> _WHAT IS BEING ASKED_
Which lines below contain the word "Öznitelik"? Copy each of them.

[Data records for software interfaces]
-- -- --

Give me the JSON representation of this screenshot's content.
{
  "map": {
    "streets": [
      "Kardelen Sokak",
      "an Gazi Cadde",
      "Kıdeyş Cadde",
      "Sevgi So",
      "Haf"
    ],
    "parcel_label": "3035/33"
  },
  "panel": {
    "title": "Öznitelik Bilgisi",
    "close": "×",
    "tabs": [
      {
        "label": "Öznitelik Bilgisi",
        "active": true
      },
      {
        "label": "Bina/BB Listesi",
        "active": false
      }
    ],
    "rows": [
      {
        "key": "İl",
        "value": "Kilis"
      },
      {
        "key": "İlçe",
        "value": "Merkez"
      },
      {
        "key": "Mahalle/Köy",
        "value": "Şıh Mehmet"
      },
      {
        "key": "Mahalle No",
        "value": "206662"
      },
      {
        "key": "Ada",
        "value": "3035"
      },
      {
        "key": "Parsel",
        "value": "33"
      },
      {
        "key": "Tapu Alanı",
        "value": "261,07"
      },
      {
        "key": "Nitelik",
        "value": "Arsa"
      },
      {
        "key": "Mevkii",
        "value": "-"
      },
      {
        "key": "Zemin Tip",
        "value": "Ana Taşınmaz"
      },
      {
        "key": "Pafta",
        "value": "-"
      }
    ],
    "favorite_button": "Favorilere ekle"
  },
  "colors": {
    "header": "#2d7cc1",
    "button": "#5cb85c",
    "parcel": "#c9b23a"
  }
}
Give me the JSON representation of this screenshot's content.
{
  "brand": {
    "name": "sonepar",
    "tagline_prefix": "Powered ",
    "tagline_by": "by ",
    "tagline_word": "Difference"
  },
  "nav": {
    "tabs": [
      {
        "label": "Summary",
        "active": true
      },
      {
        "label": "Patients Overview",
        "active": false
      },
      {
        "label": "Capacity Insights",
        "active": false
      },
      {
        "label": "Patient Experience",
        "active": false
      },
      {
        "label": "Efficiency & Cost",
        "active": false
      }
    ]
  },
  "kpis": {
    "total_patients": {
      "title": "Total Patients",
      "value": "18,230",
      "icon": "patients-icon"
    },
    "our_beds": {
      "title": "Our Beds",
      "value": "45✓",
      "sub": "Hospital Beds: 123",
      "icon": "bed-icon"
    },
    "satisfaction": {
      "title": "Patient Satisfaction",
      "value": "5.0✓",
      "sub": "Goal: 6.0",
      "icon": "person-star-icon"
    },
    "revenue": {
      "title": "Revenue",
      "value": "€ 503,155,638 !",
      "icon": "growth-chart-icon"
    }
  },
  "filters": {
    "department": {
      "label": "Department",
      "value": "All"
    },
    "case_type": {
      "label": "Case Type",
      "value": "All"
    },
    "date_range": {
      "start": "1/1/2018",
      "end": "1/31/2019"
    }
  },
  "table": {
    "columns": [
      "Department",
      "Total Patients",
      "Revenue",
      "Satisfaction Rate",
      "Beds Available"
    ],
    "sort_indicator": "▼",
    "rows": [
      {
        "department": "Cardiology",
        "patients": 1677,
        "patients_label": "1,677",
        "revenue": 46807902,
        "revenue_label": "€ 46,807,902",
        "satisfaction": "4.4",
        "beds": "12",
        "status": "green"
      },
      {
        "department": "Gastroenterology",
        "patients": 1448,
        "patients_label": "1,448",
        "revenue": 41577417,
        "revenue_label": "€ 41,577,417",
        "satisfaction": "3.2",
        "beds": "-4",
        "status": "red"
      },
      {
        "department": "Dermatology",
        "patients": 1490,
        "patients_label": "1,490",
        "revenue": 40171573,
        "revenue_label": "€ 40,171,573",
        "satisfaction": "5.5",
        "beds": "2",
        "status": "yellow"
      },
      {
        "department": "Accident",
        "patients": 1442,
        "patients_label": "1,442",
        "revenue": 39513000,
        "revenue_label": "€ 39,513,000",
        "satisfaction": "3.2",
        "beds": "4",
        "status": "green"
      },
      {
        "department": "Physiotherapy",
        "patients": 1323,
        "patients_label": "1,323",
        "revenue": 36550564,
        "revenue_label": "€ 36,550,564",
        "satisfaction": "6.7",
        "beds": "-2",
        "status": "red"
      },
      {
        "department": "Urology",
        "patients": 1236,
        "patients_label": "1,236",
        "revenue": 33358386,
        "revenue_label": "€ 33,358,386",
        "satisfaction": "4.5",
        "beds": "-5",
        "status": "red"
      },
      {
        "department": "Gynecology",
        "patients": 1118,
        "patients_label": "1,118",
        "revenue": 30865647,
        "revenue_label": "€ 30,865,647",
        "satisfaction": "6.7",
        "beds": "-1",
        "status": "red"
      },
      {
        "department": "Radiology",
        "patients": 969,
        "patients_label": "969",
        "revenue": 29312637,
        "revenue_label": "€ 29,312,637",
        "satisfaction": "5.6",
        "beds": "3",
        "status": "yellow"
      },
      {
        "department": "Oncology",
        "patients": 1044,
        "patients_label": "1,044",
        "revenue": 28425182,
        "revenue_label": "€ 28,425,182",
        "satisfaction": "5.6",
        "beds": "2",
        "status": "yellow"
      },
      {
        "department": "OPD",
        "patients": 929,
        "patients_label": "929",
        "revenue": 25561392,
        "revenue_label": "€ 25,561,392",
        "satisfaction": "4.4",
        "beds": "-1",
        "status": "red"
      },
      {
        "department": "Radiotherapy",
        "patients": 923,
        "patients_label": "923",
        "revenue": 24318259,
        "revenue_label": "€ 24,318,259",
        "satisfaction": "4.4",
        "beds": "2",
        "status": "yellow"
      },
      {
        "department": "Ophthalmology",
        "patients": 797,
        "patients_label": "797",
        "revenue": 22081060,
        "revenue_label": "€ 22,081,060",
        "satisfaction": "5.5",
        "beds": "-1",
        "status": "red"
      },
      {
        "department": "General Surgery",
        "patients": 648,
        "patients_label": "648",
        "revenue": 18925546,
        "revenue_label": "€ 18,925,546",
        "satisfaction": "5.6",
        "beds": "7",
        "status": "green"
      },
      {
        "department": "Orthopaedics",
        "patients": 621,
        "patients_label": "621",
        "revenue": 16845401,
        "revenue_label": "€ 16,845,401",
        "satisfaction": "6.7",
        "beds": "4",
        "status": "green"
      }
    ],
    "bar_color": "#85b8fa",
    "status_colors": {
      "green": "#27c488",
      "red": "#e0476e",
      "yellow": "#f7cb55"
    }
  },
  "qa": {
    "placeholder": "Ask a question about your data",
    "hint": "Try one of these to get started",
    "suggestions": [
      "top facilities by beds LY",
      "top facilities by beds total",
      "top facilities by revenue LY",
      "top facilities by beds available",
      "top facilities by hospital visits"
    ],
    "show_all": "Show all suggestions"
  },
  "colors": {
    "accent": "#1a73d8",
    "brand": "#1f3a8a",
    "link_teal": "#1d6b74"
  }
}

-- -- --

> _RESPONSE FOR THIS EXERCISE_
    "title": "Öznitelik Bilgisi",
        "label": "Öznitelik Bilgisi",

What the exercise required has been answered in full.